■ Task instructions
The lines you return must be all those in the data that hold the string "true".

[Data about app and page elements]

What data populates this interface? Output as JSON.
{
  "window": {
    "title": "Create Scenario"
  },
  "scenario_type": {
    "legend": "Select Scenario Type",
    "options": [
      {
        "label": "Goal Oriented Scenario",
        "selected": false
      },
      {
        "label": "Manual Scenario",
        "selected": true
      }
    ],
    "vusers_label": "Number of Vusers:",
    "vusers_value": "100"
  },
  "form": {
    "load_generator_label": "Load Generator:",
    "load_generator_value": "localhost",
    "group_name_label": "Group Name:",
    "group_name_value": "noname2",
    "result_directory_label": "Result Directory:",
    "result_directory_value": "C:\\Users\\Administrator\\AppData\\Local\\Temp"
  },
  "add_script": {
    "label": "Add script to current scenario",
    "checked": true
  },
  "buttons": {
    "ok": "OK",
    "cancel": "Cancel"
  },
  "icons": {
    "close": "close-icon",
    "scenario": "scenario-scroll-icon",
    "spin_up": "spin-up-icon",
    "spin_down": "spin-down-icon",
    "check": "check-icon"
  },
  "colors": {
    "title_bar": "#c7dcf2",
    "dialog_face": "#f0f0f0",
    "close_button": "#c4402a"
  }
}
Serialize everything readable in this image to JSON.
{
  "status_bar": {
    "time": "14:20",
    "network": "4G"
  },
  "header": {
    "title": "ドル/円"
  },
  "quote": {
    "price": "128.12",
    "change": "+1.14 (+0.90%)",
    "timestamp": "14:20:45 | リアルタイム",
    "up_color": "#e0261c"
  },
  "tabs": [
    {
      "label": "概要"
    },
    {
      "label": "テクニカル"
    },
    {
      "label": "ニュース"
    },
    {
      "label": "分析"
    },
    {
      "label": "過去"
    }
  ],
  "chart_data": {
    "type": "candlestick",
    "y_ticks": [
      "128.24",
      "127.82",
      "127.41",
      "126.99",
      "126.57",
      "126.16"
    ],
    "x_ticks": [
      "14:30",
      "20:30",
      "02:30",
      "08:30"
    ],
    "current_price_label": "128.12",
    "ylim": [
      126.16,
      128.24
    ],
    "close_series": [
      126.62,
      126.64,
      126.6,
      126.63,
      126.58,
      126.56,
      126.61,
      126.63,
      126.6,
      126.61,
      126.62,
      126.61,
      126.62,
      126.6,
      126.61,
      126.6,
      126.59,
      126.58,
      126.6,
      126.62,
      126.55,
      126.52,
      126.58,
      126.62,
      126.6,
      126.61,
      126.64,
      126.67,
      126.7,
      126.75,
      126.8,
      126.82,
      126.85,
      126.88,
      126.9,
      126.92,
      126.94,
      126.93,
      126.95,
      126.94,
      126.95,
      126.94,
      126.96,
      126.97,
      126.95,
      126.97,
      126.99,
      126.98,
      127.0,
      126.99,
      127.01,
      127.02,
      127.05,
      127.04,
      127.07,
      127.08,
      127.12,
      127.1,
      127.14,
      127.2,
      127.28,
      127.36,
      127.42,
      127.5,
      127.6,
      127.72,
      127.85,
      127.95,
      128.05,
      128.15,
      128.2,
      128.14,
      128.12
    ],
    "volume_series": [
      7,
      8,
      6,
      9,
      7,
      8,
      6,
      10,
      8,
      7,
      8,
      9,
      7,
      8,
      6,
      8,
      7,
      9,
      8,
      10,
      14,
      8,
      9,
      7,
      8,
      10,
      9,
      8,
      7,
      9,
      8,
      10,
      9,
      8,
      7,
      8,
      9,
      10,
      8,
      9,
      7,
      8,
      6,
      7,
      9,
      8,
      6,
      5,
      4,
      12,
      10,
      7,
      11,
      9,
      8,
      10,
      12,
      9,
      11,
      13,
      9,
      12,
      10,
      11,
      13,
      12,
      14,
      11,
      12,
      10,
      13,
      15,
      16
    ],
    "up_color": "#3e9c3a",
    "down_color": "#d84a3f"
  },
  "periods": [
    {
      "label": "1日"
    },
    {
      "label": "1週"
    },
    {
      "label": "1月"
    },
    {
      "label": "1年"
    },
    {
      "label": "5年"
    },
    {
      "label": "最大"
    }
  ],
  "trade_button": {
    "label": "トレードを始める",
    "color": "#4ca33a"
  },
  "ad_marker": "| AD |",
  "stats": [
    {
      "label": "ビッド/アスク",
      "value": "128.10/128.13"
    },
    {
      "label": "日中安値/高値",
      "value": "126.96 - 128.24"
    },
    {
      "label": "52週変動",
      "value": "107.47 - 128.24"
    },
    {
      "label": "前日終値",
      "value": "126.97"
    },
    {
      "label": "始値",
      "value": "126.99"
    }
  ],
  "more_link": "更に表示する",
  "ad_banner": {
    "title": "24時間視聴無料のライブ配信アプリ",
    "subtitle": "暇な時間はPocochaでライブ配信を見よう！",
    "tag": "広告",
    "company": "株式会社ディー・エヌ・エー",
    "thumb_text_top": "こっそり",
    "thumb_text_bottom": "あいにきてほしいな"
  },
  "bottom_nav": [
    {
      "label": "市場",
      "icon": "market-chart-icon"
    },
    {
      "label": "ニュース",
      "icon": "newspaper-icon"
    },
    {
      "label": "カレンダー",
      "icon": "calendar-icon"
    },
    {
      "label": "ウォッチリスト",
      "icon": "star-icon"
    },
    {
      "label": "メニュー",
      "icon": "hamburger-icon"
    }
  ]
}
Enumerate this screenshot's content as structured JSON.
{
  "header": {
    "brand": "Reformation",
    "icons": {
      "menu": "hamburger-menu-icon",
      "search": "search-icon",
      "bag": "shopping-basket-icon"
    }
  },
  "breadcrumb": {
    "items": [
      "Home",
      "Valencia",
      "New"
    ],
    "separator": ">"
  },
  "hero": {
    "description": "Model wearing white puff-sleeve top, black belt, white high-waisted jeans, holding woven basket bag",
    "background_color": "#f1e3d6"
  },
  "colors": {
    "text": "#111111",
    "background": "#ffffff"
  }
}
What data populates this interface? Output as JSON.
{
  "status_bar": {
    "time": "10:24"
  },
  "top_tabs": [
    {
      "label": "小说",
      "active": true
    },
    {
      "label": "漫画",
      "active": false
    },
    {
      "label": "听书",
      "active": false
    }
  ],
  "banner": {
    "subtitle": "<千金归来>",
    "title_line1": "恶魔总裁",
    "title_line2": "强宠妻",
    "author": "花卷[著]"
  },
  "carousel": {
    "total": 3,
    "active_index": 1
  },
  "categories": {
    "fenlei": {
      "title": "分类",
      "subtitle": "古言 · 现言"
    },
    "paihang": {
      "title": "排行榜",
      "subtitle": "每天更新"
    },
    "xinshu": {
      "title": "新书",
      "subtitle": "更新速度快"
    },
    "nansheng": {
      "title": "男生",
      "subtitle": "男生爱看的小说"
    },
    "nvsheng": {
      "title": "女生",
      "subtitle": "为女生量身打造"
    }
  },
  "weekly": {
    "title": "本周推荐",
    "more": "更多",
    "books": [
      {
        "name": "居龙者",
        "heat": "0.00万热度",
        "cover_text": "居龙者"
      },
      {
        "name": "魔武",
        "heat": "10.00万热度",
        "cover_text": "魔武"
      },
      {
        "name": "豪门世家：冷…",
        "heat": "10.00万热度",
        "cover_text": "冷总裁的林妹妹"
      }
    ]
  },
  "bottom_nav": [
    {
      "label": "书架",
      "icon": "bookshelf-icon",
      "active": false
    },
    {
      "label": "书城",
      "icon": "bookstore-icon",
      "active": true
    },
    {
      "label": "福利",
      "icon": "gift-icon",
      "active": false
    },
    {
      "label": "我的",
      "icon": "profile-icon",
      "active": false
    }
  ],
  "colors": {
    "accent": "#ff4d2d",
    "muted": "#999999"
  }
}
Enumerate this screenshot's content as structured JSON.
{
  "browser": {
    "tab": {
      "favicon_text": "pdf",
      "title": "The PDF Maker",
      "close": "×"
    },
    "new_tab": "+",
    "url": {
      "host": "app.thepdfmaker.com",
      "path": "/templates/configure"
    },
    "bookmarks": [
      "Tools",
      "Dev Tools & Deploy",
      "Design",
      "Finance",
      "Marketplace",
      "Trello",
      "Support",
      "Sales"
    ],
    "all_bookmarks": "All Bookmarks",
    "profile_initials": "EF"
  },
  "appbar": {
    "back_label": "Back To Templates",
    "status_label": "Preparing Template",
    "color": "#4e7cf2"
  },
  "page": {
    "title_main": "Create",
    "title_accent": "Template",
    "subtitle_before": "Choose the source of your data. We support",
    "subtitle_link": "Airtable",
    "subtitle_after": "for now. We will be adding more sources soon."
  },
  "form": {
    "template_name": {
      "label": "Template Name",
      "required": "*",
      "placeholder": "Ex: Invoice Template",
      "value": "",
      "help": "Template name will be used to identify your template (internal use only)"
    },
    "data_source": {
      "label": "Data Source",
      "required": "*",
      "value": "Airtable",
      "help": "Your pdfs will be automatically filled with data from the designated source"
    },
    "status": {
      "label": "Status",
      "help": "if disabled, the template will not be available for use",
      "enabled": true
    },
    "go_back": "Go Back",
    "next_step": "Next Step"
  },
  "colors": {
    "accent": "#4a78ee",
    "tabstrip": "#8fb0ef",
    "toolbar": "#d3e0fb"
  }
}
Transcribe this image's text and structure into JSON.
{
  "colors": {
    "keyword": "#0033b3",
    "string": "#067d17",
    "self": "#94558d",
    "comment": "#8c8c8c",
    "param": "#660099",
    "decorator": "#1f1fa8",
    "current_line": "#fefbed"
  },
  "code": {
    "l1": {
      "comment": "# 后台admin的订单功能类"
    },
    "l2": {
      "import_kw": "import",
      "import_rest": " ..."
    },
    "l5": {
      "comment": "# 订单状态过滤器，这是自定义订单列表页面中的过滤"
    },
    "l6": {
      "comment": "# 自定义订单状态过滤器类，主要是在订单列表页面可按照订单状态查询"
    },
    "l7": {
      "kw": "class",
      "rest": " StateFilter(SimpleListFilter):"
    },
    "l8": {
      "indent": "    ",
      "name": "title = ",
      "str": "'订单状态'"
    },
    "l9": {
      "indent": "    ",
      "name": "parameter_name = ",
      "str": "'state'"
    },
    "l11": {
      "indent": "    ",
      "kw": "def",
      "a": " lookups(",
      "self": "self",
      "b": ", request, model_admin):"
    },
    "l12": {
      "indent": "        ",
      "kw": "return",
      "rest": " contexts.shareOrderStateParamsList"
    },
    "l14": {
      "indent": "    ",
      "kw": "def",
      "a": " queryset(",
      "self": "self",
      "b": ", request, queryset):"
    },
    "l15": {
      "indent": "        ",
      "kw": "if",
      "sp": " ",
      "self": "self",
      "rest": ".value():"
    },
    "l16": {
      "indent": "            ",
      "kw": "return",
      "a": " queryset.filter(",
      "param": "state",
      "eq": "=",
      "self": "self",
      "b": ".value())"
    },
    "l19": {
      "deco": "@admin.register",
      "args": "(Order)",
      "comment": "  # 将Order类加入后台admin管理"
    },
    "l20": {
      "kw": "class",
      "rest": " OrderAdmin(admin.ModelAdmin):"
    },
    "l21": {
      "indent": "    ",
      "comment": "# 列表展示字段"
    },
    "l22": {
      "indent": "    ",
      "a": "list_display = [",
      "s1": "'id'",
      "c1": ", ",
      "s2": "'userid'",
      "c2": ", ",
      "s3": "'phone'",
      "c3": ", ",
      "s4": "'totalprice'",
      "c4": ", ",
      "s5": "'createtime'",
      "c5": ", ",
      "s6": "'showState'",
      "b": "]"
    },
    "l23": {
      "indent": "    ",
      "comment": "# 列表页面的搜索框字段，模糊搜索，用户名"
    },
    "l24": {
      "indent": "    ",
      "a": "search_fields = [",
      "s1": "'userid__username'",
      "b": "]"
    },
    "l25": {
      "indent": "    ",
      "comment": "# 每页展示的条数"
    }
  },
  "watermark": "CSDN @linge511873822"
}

■ Answer space
        "selected": true
    "checked": true
      "active": true
      "active": true
      "enabled": true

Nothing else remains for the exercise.